China has officially declared its intention to put a man on the Moon - nearly 40 years after the last American astronauts landed on the lunar surface.
While Chinese scientists have been contemplating such a mission for years, Beijing has been less keen and has only just published a white paper making a lunar landing a policy goal.
China will "conduct studies in the preliminary plan for a human lunar landing," according to the white paper, which serves as a blueprint for the next five years.
The statement highlights Beijing's growing ambitions at a time when the US has retired its space shuttle programme.
A manned Chinese Moon landing is not expected to take place until at least 2020, experts predicted.
"Chinese people are the same as people around the world," said Zhang Wei, an official with the China National Space Administration.
"When looking up at the starry sky, we are full of longing and yearning for a vast universe."
China is expected to accelerate its development of satellites and space stations in preparation for a future lunar landing.
The last time an astronaut set foot on the Moon was during the Apollo 17 mission in 1972.
The cost of space exploration has become prohibitive and US President Barack Obama halt the space shuttle programme last year.
China's space programme has been growing in confidence. China's first "taikonaut" ventured into space in 2003.
Beijing has launched a trial of its own satellite navigation system to replace the US global positioning system.
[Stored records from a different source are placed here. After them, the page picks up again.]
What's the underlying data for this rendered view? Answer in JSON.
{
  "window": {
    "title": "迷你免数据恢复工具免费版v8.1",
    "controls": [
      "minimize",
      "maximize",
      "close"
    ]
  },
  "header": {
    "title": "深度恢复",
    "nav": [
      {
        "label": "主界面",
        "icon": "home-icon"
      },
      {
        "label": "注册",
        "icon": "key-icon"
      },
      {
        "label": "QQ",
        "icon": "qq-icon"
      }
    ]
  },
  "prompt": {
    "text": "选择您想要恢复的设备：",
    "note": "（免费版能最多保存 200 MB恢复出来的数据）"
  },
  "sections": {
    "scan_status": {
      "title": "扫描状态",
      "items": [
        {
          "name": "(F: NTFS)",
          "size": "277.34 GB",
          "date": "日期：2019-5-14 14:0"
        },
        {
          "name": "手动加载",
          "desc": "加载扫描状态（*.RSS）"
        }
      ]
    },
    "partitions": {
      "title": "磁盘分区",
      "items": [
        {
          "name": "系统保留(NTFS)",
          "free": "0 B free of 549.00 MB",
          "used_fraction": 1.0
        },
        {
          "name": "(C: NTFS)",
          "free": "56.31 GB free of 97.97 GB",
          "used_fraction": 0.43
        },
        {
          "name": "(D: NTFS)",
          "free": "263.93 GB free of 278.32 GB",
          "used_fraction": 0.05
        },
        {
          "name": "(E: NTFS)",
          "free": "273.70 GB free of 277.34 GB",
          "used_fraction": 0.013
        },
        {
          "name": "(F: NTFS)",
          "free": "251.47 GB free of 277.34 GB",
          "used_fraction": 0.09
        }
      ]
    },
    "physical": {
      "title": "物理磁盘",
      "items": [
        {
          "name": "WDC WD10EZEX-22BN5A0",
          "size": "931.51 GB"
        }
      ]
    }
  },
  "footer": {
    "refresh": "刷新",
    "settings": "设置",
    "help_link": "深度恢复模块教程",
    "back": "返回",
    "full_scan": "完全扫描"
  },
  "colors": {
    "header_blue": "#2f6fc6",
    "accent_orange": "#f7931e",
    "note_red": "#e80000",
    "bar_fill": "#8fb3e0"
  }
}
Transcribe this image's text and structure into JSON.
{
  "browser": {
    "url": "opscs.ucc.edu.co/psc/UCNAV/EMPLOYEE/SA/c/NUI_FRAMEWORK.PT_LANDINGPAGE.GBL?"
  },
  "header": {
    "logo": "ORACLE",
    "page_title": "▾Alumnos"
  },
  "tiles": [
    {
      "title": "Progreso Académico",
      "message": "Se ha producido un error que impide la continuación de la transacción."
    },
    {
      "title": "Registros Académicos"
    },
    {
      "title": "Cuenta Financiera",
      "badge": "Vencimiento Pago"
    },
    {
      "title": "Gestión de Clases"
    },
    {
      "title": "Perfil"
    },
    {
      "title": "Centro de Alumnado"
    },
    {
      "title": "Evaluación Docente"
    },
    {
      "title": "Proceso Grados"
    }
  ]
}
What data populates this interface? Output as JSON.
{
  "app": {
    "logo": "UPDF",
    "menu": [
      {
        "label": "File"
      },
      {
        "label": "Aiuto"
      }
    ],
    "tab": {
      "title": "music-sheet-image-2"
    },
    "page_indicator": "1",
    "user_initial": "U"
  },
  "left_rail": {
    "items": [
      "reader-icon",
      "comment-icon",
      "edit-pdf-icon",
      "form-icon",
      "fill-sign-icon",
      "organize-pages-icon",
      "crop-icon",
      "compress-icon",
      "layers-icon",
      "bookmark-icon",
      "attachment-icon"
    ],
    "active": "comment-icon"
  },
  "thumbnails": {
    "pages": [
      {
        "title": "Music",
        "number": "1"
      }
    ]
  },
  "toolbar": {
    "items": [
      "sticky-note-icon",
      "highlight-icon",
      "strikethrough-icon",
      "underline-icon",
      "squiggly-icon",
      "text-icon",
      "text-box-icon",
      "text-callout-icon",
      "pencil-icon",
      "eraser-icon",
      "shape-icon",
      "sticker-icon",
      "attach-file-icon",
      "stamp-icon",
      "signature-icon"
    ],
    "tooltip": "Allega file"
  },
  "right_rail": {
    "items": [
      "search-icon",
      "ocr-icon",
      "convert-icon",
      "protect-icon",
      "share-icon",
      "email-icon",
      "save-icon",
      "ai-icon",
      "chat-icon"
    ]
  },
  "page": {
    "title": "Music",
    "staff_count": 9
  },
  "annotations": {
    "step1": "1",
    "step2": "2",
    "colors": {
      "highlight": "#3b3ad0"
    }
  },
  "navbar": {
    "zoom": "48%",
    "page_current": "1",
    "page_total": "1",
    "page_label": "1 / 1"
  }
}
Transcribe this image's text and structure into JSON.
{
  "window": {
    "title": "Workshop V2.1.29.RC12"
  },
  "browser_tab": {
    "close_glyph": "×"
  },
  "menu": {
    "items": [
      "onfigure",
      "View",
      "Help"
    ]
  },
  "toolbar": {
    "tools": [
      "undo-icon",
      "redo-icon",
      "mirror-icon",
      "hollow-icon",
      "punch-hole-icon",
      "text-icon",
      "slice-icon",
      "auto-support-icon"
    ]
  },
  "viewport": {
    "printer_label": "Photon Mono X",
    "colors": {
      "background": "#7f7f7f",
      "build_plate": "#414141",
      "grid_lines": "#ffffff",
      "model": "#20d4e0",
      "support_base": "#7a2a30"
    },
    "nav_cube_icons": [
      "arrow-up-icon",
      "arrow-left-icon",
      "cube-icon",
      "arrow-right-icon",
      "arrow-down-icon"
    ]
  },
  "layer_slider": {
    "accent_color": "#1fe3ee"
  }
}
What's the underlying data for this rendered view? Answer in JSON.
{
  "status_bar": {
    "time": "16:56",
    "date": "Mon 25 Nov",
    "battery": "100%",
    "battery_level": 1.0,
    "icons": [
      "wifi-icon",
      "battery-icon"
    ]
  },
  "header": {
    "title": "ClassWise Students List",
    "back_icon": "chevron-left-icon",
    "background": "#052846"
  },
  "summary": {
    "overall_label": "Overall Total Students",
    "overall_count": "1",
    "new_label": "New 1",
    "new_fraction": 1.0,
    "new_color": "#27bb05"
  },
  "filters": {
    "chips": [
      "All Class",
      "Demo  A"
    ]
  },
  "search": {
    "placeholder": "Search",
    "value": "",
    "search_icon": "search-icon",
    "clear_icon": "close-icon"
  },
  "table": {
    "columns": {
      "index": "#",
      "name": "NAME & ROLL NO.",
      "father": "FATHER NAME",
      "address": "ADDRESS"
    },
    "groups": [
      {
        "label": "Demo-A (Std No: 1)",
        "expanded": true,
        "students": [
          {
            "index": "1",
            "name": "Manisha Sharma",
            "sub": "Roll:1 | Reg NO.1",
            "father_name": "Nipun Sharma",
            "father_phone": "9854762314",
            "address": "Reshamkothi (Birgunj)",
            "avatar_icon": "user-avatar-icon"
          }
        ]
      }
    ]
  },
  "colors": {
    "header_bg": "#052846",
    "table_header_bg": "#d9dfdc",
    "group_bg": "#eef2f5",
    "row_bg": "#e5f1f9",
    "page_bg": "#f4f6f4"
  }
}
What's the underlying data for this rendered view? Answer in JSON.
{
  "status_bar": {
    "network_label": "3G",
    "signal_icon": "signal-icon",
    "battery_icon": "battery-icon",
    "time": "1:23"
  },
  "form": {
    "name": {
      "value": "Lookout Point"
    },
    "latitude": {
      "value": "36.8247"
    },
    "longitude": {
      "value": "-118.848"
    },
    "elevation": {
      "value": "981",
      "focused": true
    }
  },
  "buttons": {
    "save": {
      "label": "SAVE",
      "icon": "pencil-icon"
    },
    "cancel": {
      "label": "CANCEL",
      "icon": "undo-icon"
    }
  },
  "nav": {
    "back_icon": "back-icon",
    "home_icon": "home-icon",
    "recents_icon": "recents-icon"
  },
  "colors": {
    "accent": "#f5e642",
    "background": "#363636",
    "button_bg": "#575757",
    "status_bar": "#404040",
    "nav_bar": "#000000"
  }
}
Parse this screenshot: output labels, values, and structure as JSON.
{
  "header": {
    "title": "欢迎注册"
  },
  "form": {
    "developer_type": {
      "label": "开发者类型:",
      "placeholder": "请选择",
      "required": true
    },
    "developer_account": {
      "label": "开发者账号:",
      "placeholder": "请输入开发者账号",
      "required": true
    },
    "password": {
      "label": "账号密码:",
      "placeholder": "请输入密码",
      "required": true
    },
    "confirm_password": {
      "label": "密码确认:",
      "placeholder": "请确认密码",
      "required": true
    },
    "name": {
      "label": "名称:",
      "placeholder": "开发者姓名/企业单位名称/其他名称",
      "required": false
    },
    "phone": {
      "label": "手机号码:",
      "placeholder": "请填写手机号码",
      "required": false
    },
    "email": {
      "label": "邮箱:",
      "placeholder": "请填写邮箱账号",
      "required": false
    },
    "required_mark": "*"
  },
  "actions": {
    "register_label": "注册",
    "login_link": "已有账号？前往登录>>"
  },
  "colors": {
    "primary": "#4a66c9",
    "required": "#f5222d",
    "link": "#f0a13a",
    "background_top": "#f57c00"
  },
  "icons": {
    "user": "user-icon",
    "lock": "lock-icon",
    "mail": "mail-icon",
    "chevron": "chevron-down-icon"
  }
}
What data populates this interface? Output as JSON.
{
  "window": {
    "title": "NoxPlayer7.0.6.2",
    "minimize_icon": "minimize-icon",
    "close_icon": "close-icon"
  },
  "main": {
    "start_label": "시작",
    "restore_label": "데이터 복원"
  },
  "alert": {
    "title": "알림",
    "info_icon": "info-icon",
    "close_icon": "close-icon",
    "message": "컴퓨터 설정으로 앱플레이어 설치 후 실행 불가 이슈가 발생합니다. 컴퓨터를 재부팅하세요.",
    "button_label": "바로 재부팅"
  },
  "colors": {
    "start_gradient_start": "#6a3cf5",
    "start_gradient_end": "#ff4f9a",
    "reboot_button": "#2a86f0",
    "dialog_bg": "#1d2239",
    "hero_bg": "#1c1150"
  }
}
The Financial Times reported that Beijing hopes to complete construction of a permanent space laboratory by 2016.